# [WHAT YOU HAVE TO DO]
Give the number of lines in the listing that hold the word "ADDRESS". Write nothing but that number.

# [GIVEN INFORMATION]
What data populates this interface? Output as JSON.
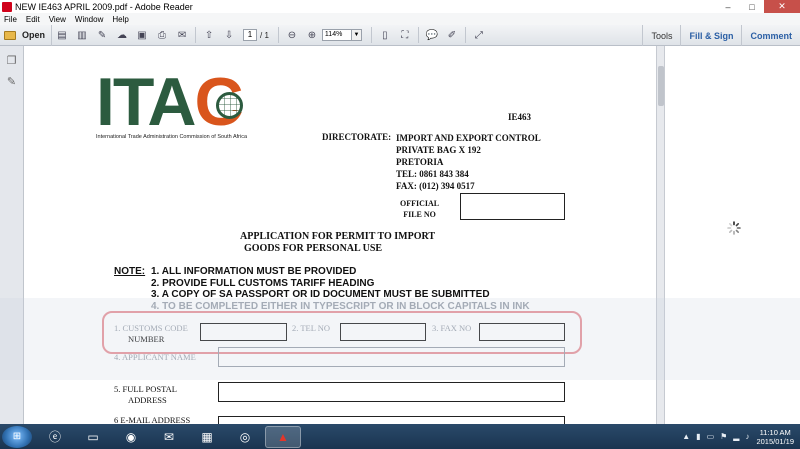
{
  "window": {
    "title": "NEW IE463 APRIL 2009.pdf - Adobe Reader",
    "controls": {
      "minimize": "–",
      "maximize": "□",
      "close": "✕"
    }
  },
  "menu": [
    "File",
    "Edit",
    "View",
    "Window",
    "Help"
  ],
  "toolbar": {
    "open_label": "Open",
    "current_page": "1",
    "page_total": "/ 1",
    "zoom": "114%",
    "tools_label": "Tools",
    "fill_sign_label": "Fill & Sign",
    "comment_label": "Comment"
  },
  "document": {
    "logo_text": "ITA",
    "logo_c": "C",
    "logo_subtitle": "International Trade Administration Commission of South Africa",
    "form_code": "IE463",
    "directorate_label": "DIRECTORATE:",
    "directorate_lines": [
      "IMPORT AND EXPORT CONTROL",
      "PRIVATE BAG X 192",
      "PRETORIA",
      "TEL: 0861 843 384",
      "FAX: (012) 394 0517"
    ],
    "official_label_1": "OFFICIAL",
    "official_label_2": "FILE NO",
    "title_line_1": "APPLICATION FOR PERMIT TO IMPORT",
    "title_line_2": "GOODS FOR PERSONAL USE",
    "note_label": "NOTE:",
    "notes": [
      "1.   ALL INFORMATION MUST BE PROVIDED",
      "2.   PROVIDE FULL CUSTOMS TARIFF HEADING",
      "3.   A COPY OF SA PASSPORT OR ID DOCUMENT MUST BE SUBMITTED",
      "4.   TO BE COMPLETED EITHER IN TYPESCRIPT OR IN BLOCK CAPITALS IN INK"
    ],
    "fields": {
      "customs_code_1": "1.   CUSTOMS CODE",
      "customs_code_2": "NUMBER",
      "tel_no": "2.   TEL NO",
      "fax_no": "3.   FAX NO",
      "applicant_name": "4.   APPLICANT NAME",
      "postal_1": "5.   FULL POSTAL",
      "postal_2": "ADDRESS",
      "email": "6   E-MAIL ADDRESS"
    }
  },
  "taskbar": {
    "time": "11:10 AM",
    "date": "2015/01/19"
  },
  "colors": {
    "logo_green": "#2c5b3f",
    "logo_orange": "#d9551c",
    "highlight": "#e8949a",
    "taskbar": "#1a3450"
  }
}
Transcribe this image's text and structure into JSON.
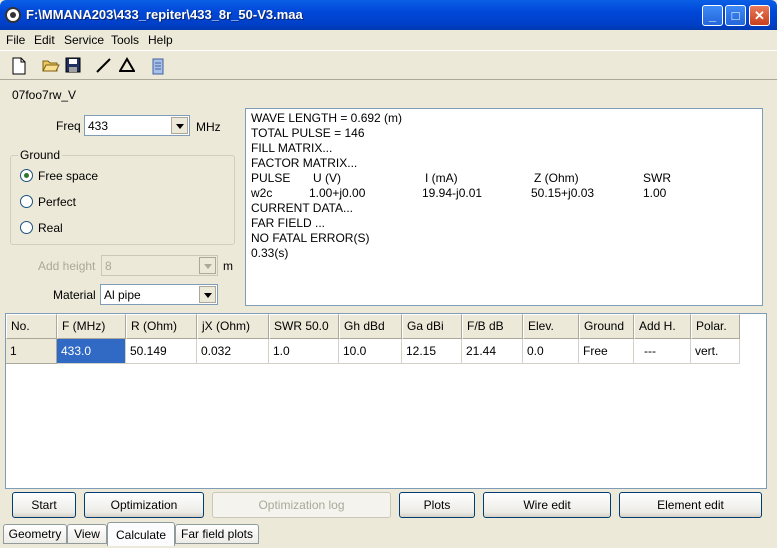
{
  "window": {
    "title": "F:\\MMANA203\\433_repiter\\433_8r_50-V3.maa"
  },
  "menu": [
    "File",
    "Edit",
    "Service",
    "Tools",
    "Help"
  ],
  "toolbar": [
    "new-file-icon",
    "open-folder-icon",
    "save-icon",
    "wire-icon",
    "triangle-icon",
    "clipboard-icon"
  ],
  "file_label": "07foo7rw_V",
  "freq": {
    "label": "Freq",
    "value": "433",
    "unit": "MHz"
  },
  "ground": {
    "title": "Ground",
    "options": [
      "Free space",
      "Perfect",
      "Real"
    ],
    "selected": "Free space"
  },
  "add_height": {
    "label": "Add height",
    "value": "8",
    "unit": "m"
  },
  "material": {
    "label": "Material",
    "value": "Al pipe"
  },
  "output": {
    "line1": "WAVE LENGTH = 0.692 (m)",
    "line2": "TOTAL PULSE = 146",
    "line3": "FILL MATRIX...",
    "line4": "FACTOR MATRIX...",
    "header": {
      "pulse": "PULSE",
      "u": "U (V)",
      "i": "I (mA)",
      "z": "Z (Ohm)",
      "swr": "SWR"
    },
    "row": {
      "pulse": "w2c",
      "u": "1.00+j0.00",
      "i": "19.94-j0.01",
      "z": "50.15+j0.03",
      "swr": "1.00"
    },
    "line5": "CURRENT DATA...",
    "line6": "FAR FIELD ...",
    "line7": "NO FATAL ERROR(S)",
    "line8": "0.33(s)"
  },
  "table": {
    "columns": [
      "No.",
      "F (MHz)",
      "R (Ohm)",
      "jX (Ohm)",
      "SWR 50.0",
      "Gh dBd",
      "Ga dBi",
      "F/B dB",
      "Elev.",
      "Ground",
      "Add H.",
      "Polar."
    ],
    "rows": [
      [
        "1",
        "433.0",
        "50.149",
        "0.032",
        "1.0",
        "10.0",
        "12.15",
        "21.44",
        "0.0",
        "Free",
        "---",
        "vert."
      ]
    ]
  },
  "buttons": {
    "start": "Start",
    "optimization": "Optimization",
    "optimization_log": "Optimization log",
    "plots": "Plots",
    "wire_edit": "Wire edit",
    "element_edit": "Element edit"
  },
  "tabs": [
    "Geometry",
    "View",
    "Calculate",
    "Far field plots"
  ],
  "active_tab": "Calculate"
}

# [RESULT OF THE EXERCISE]
2